[Page and application data records]
===

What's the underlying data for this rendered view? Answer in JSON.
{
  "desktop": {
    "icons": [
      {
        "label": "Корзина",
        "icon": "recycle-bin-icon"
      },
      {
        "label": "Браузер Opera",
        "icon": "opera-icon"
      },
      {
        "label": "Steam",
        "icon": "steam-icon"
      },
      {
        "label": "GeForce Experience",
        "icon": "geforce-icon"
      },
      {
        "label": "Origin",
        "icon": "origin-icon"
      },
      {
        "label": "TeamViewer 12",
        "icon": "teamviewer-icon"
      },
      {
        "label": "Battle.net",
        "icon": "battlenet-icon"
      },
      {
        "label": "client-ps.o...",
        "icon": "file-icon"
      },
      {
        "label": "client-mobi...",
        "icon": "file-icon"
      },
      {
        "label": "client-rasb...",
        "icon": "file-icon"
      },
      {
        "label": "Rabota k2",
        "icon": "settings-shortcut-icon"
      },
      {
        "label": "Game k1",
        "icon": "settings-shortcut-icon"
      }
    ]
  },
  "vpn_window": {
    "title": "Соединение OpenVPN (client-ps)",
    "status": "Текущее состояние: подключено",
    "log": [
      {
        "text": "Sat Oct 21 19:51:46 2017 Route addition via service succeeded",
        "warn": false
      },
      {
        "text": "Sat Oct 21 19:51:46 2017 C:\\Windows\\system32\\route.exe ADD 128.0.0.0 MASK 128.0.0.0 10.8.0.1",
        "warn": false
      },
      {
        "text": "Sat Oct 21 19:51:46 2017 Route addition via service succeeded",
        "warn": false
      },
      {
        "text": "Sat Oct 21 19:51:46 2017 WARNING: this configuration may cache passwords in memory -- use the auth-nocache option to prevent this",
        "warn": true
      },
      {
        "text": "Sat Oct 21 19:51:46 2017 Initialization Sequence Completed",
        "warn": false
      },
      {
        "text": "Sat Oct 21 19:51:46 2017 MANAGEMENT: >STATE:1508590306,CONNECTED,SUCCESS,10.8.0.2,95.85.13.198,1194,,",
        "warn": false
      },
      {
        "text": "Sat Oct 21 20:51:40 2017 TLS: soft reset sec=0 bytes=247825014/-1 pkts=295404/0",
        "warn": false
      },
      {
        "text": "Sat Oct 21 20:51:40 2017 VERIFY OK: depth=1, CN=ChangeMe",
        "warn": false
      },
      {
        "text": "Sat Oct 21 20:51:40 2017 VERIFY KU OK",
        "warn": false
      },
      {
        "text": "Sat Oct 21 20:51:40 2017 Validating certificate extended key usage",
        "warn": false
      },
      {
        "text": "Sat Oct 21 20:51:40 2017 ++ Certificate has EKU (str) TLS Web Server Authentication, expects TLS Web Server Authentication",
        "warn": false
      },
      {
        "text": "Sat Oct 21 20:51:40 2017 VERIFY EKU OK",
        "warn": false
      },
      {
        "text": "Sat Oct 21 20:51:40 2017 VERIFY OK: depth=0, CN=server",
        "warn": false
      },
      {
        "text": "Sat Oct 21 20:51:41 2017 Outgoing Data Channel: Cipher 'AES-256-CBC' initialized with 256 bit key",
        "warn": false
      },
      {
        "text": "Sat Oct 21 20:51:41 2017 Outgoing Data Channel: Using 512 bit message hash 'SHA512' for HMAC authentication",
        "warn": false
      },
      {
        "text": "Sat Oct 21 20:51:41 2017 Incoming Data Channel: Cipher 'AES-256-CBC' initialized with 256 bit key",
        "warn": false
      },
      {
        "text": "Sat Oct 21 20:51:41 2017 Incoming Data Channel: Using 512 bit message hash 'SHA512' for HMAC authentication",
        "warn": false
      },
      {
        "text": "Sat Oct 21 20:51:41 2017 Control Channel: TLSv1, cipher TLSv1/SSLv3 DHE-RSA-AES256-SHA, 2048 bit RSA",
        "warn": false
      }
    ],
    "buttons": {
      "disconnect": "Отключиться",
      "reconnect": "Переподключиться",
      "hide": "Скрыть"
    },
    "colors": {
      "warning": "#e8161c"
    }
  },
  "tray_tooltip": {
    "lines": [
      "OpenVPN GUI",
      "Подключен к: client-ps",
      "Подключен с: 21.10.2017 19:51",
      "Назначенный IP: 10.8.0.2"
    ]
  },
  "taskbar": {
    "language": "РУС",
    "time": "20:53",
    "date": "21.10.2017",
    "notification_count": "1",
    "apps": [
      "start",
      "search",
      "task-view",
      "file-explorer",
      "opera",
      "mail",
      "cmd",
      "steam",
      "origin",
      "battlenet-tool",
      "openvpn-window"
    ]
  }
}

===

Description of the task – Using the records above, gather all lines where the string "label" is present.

Task output –
        "label": "Корзина",
        "label": "Браузер Opera",
        "label": "Steam",
        "label": "GeForce Experience",
        "label": "Origin",
        "label": "TeamViewer 12",
        "label": "Battle.net",
        "label": "client-ps.o...",
        "label": "client-mobi...",
        "label": "client-rasb...",
        "label": "Rabota k2",
        "label": "Game k1",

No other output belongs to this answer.